I’ve been talking to builders lately about coping with tight lot setbacks. Some build in the city, where it’s commonplace to see a new home shoehorned on a lot with 2- or 3-foot side yards.
Don't Skimp on Small-Site Evaluations
Architect Ken Newberry, principal with Newberry Campa Design Studio in Houston, has a motto: 'Everyone deserves a great architectural design.'
Ken Newberry, principal with Newberry Campa Design Studio in Houston, has a motto: “Everyone deserves a great architectural design.”
“It doesn’t matter if it’s on a 50x100-square-foot lot or 9 acres,” he adds. The problem is that smaller sites don’t always get the evaluations they deserve for cost or other reasons.
Mainly a custom home designer, Newberry believes that knowing the steps of a site evaluation can help this cause.
“Let no stone go unturned,” he says.
A client interview, an initial site visit and some paperwork should produce a current survey, identify critical tree locations and account for local deed restrictions, site requirements or preservation codes applying to existing structures. Get a feel for the surrounding landscape, adjacent buildings, streets, lot orientation, drainage, utilities and power lines, and know the rules on locating them relative to driveways and construction.

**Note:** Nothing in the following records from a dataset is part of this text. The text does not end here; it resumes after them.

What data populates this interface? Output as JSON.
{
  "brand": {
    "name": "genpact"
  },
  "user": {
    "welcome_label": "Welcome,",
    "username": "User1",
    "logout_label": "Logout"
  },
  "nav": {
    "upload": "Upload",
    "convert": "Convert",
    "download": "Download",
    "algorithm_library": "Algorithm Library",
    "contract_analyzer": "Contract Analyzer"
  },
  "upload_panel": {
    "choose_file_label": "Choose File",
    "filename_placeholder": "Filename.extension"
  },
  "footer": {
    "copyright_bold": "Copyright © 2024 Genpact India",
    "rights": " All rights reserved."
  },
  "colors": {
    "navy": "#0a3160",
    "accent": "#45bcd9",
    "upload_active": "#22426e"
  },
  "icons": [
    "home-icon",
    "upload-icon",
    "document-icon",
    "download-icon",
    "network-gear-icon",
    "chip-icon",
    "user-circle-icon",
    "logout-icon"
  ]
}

Although information gathering “is something everyone should do, not everyone does,” says Newberry. For his custom clients, a site visit lasts “a couple of hours, more or less. Each site has its own issues, so it’s impossible to list every scenario for every site, for every condition.”